Data about app and page elements:
=== Section Start ===

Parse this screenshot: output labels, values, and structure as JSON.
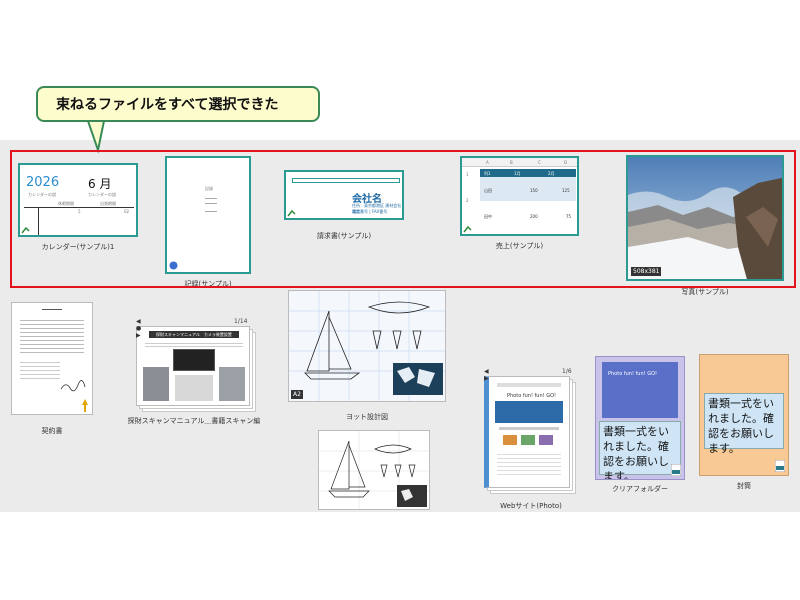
{
  "callout": {
    "text": "束ねるファイルをすべて選択できた"
  },
  "selected_items": [
    {
      "caption": "カレンダー(サンプル)1",
      "year": "2026",
      "month": "6 月",
      "sub_left": "カレンダーの説",
      "sub_right": "カレンダーの説",
      "cell_a": "5",
      "cell_b": "02",
      "col_a": "休暇期間",
      "col_b": "出張期間"
    },
    {
      "caption": "記録(サンプル)",
      "heading": "記録"
    },
    {
      "caption": "請求書(サンプル)",
      "company": "会社名",
      "lines": [
        "住所：東京都港区 建材会社 通常",
        "電話番号 | FAX番号"
      ]
    },
    {
      "caption": "売上(サンプル)",
      "cols": [
        "A",
        "B",
        "C",
        "D"
      ],
      "headers": [
        "列1",
        "1月",
        "2月"
      ],
      "rows": [
        {
          "label": "山田",
          "v1": "150",
          "v2": "125"
        },
        {
          "label": "田中",
          "v1": "200",
          "v2": "75"
        }
      ],
      "row_nums": [
        "1",
        "2"
      ]
    },
    {
      "caption": "写真(サンプル)",
      "dimensions": "508x381"
    }
  ],
  "other_items": [
    {
      "caption": "契約書"
    },
    {
      "caption": "探財スキャンマニュアル＿書籍スキャン編",
      "page_counter": "1/14",
      "header": "探財スキャンマニュアル　カメラ装置設置"
    },
    {
      "caption": "ヨット設計図",
      "badge": "A2"
    },
    {
      "caption": "Webサイト(Photo)",
      "page_counter": "1/6",
      "site_title": "Photo fun! fun! GO!"
    },
    {
      "caption": "クリアフォルダー",
      "site_title": "Photo fun! fun! GO!",
      "note": "書類一式をいれました。確認をお願いします。"
    },
    {
      "caption": "封筒",
      "note": "書類一式をいれました。確認をお願いします。"
    },
    {
      "caption": ""
    }
  ],
  "colors": {
    "selection": "#e4141c",
    "callout_bg": "#fdfccc",
    "callout_border": "#3a8a58",
    "thumb_sel": "#2a9a92",
    "workspace": "#ebebeb"
  }
}
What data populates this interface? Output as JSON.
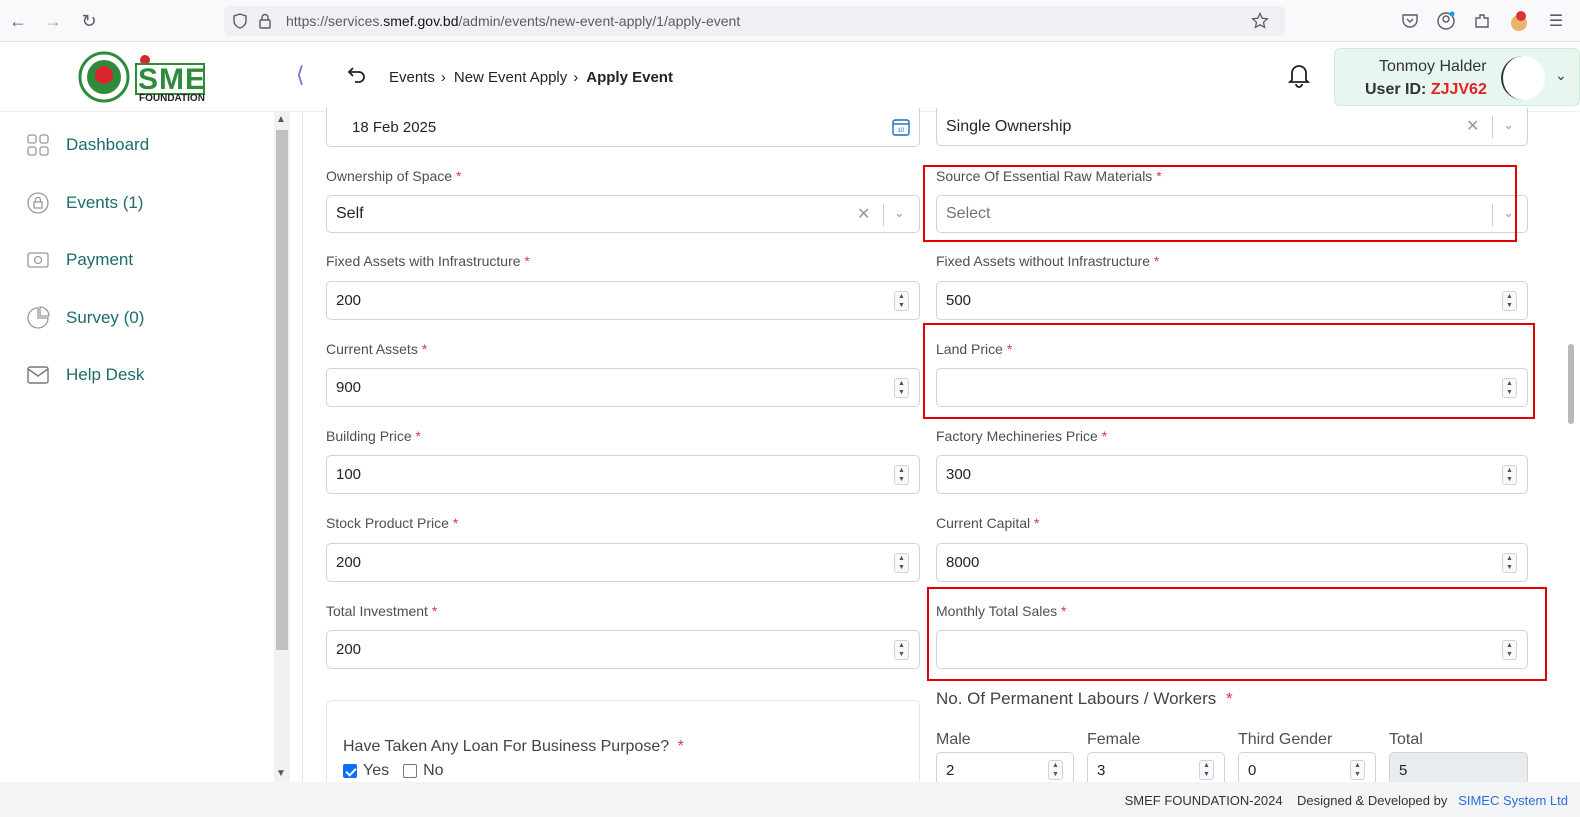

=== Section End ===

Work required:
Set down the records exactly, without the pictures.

Solution to this exercise:
Parse this screenshot: output labels, values, and structure as JSON.
{
  "callout": {
    "text": "束ねるファイルをすべて選択できた"
  },
  "selected_items": [
    {
      "caption": "カレンダー(サンプル)1",
      "year": "2026",
      "month": "6 月",
      "sub_left": "カレンダーの説",
      "sub_right": "カレンダーの説",
      "cell_a": "5",
      "cell_b": "02",
      "col_a": "休暇期間",
      "col_b": "出張期間"
    },
    {
      "caption": "記録(サンプル)",
      "heading": "記録"
    },
    {
      "caption": "請求書(サンプル)",
      "company": "会社名",
      "lines": [
        "住所：東京都港区 建材会社 通常",
        "電話番号 | FAX番号"
      ]
    },
    {
      "caption": "売上(サンプル)",
      "cols": [
        "A",
        "B",
        "C",
        "D"
      ],
      "headers": [
        "列1",
        "1月",
        "2月"
      ],
      "rows": [
        {
          "label": "山田",
          "v1": "150",
          "v2": "125"
        },
        {
          "label": "田中",
          "v1": "200",
          "v2": "75"
        }
      ],
      "row_nums": [
        "1",
        "2"
      ]
    },
    {
      "caption": "写真(サンプル)",
      "dimensions": "508x381"
    }
  ],
  "other_items": [
    {
      "caption": "契約書"
    },
    {
      "caption": "探財スキャンマニュアル＿書籍スキャン編",
      "page_counter": "1/14",
      "header": "探財スキャンマニュアル　カメラ装置設置"
    },
    {
      "caption": "ヨット設計図",
      "badge": "A2"
    },
    {
      "caption": "Webサイト(Photo)",
      "page_counter": "1/6",
      "site_title": "Photo fun! fun! GO!"
    },
    {
      "caption": "クリアフォルダー",
      "site_title": "Photo fun! fun! GO!",
      "note": "書類一式をいれました。確認をお願いします。"
    },
    {
      "caption": "封筒",
      "note": "書類一式をいれました。確認をお願いします。"
    },
    {
      "caption": ""
    }
  ],
  "colors": {
    "selection": "#e4141c",
    "callout_bg": "#fdfccc",
    "callout_border": "#3a8a58",
    "thumb_sel": "#2a9a92",
    "workspace": "#ebebeb"
  }
}
What data populates this interface? Output as JSON.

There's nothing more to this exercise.